University of Colorado Cancer Center investigator Elaine Lam, MD, is on a mission to make personalized medicine a reality. Though Lam realizes there are still many advances to be made, she works toward finding the mechanisms that drive cancer and matching them to targeted drugs.

Colorado has been home to Lam for much of her life. Growing up in Littleton, she attended Heritage High School and then went on to receive a bachelor of arts in biochemistry at the University of Colorado Boulder and a bachelor of science in pharmacy at the University of Colorado Health Sciences Center, as it was then known. Fresh out of school, Lam became a clinical pharmacist but quickly realized she longed for patient interaction.

“I loved my work as a clinical pharmacist, but always felt that something was missing. I wanted to have more patient contact and be directly involved in the care of patients,” Lam says. “I decided that going back to [medical] school was the way to make that happen.”
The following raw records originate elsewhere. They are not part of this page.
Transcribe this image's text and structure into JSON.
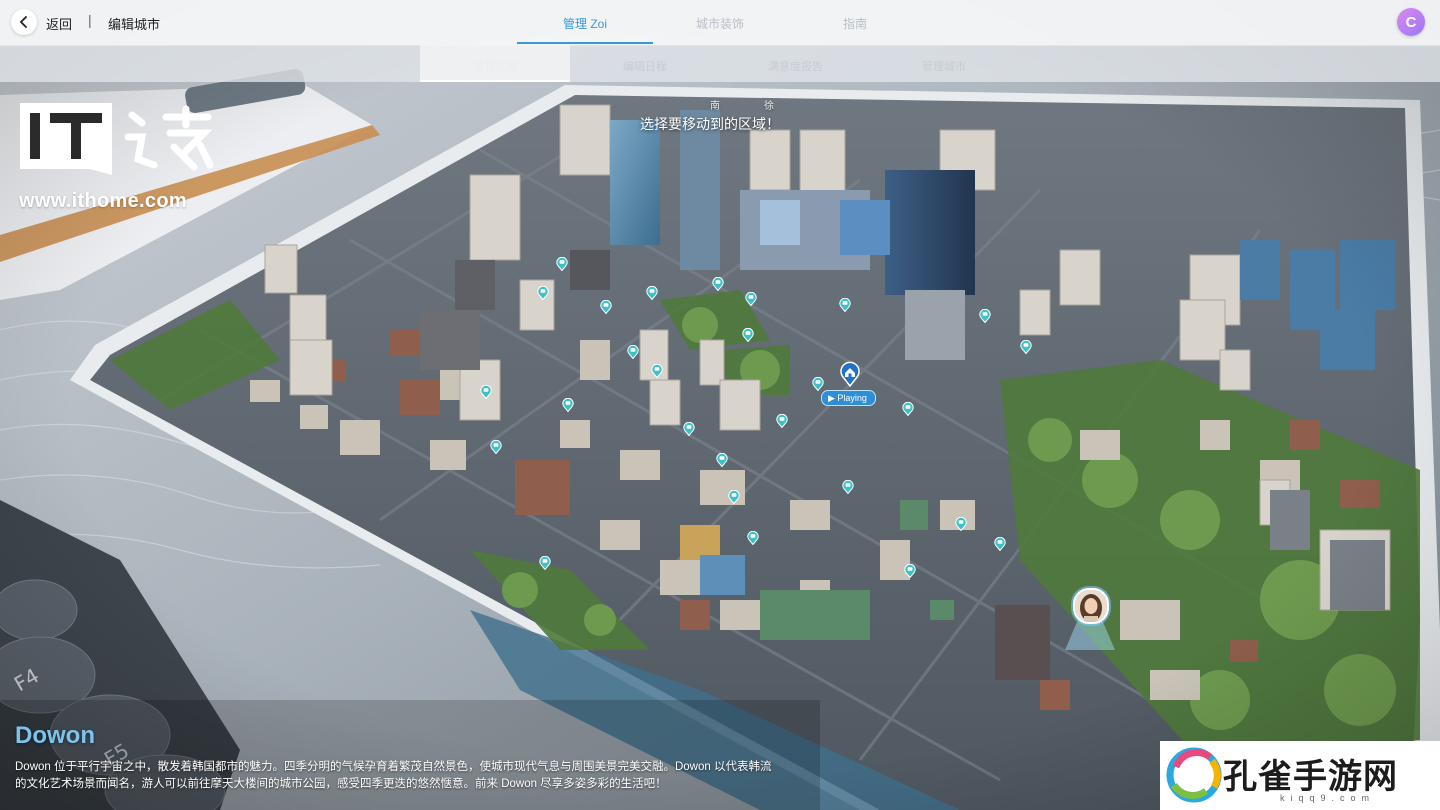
{
  "topbar": {
    "back_label": "返回",
    "separator": "|",
    "title": "编辑城市",
    "tabs": [
      {
        "label": "管理 Zoi",
        "active": true
      },
      {
        "label": "城市装饰",
        "active": false
      },
      {
        "label": "指南",
        "active": false
      }
    ],
    "profile_initial": "C"
  },
  "subbar": {
    "tabs": [
      {
        "label": "选择区域",
        "active": true
      },
      {
        "label": "编辑日程",
        "active": false
      },
      {
        "label": "满意度报告",
        "active": false
      },
      {
        "label": "管理城市",
        "active": false
      }
    ]
  },
  "watermark": {
    "logo_text": "IT之家",
    "url": "www.ithome.com"
  },
  "map": {
    "prompt": "选择要移动到的区域！",
    "small_labels": [
      "南",
      "徐"
    ],
    "playing_badge": "▶ Playing"
  },
  "city": {
    "name": "Dowon",
    "description": "Dowon 位于平行宇宙之中，散发着韩国都市的魅力。四季分明的气候孕育着繁茂自然景色，使城市现代气息与周围美景完美交融。Dowon 以代表韩流的文化艺术场景而闻名，游人可以前往摩天大楼间的城市公园，感受四季更迭的悠然惬意。前来 Dowon 尽享多姿多彩的生活吧！"
  },
  "watermark2": {
    "text": "孔雀手游网",
    "url": "kiqq9.com"
  },
  "colors": {
    "accent": "#3a97d8",
    "city_name": "#7cc4ee"
  }
}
Her Colorado roots continued. Lam landed at the CU School of Medicine for medical school and completed her residency in internal medi¬cine, serving as chief medical resident. During her residency, she became interested in treating patients with cancer and developing new cancer drugs while working under S. Gail Eckhardt, MD, CU Cancer Center investigator and director of the Phase I Clinical Trial Program. Lam later went on to complete a fellowship in hematology and medical oncology at The Ohio State University, but in 2010 decided Colorado was truly home.
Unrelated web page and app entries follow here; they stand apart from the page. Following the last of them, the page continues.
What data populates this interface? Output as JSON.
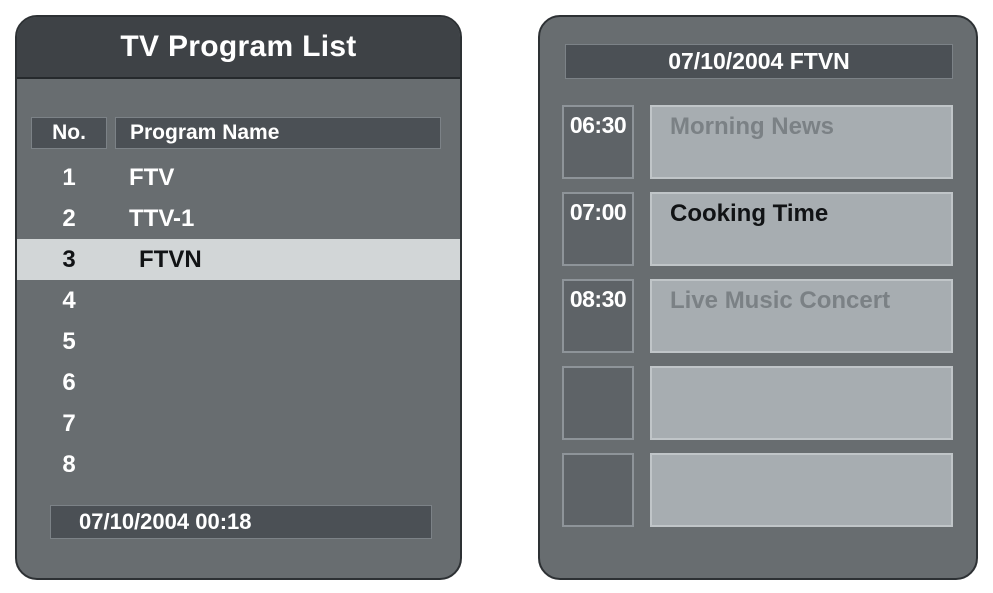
{
  "left_panel": {
    "title": "TV Program List",
    "columns": {
      "no": "No.",
      "name": "Program Name"
    },
    "rows": [
      {
        "no": "1",
        "name": "FTV",
        "selected": false
      },
      {
        "no": "2",
        "name": "TTV-1",
        "selected": false
      },
      {
        "no": "3",
        "name": "FTVN",
        "selected": true
      },
      {
        "no": "4",
        "name": "",
        "selected": false
      },
      {
        "no": "5",
        "name": "",
        "selected": false
      },
      {
        "no": "6",
        "name": "",
        "selected": false
      },
      {
        "no": "7",
        "name": "",
        "selected": false
      },
      {
        "no": "8",
        "name": "",
        "selected": false
      }
    ],
    "status": "07/10/2004 00:18"
  },
  "right_panel": {
    "header": "07/10/2004 FTVN",
    "schedule": [
      {
        "time": "06:30",
        "program": "Morning News",
        "dimmed": true
      },
      {
        "time": "07:00",
        "program": "Cooking Time",
        "dimmed": false
      },
      {
        "time": "08:30",
        "program": "Live Music Concert",
        "dimmed": true
      },
      {
        "time": "",
        "program": "",
        "dimmed": false
      },
      {
        "time": "",
        "program": "",
        "dimmed": false
      }
    ]
  },
  "colors": {
    "panel_background": "#686d70",
    "panel_border": "#2d3134",
    "titlebar_background": "#3e4246",
    "header_cell_background": "#4b5055",
    "header_cell_border": "#7c8287",
    "selected_row_background": "#d2d6d7",
    "program_box_background": "#a7adb1",
    "program_box_border": "#c0c5c8",
    "time_box_background": "#5e6367",
    "time_box_border": "#8e9499",
    "text_light": "#ffffff",
    "text_dark": "#111315",
    "text_dimmed": "#7b8185"
  }
}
“I received excellent training at OSU, but wanted to return to Colorado after fellowship,” Lam says. “When an opportunity arose to return to the University of Colorado to become a part of the Phase I and Urologic Oncology teams, I jumped at the chance to work with Gail again and become a part of our growing Cancer Center.”

Medical oncologists at academic institutions like the University of Colorado often choose only one type of cancer to treat and research. Lam chose genitourinary oncology so she could treat a variety of cancers, including prostate, bladder, testes and kidney. Additionally, drug development for these cancers has rapidly expanded in the past decade, which perfectly matched her background in pharmacy.

Traditionally, chemotherapy treatment options depend mainly on a patient’s cancer type. But that’s not good enough. Lam believestreatment types need to depend on the genetic mutation each patient has—the basis of precision medicine.

“We can do better and need to do better,” says Lam. “The examples of erlotinib and crizotinib in lung cancer and vemurafenib for melanoma have taught us that certain genetic changes and muta-tions in cancer cells may be predictive of whether a specific treatment will work. By targeting the genetic drivers within a patient’s cancer cells, we could potentially treat the cancer more effectively with fewer side effects.”

Recently Lam launched a new clinical trial at CU Cancer Center in which patients with very advanced cancer may undergo a biopsy to determine the genetic characteristics of their tumors using a panel of 200 cancer genes. While this will provide a plethora of information, Lam says the questions will become more complex from there.

Which gene is the main driver of the cancer? Can they reliably validate the findings? If a mutation is identified, are there drugs available to the patients either through clinical trials or through drugs already approved for other cancer conditions? Will insurance companies pay for these drugs? Will our hypothesis of one gene, one drug pan out across a variety of cancers?

While the questions are indeed complex, Lam works tirelessly to discover the answers. But she has help.

In collaboration with colleagues in the CU School of Medicine and Cancer Center, Lam is able to gain valuable expertise in molecular pathology, bioinformatics, genomic sequencing, interventional radiology and clinical investigations. And donors like Cancer League of Colorado and Mr. and Mrs. Monty Rifkin are generously supporting the effort to move this research forward.

“There is a great urgency for cancer researchers to find more personalized approaches to treat¬ing cancer so that patients don’t waste time and resources on therapies that aren’t likely to work,” Lam says. “Now more than ever, we have a chance to make precision medicine a reality.”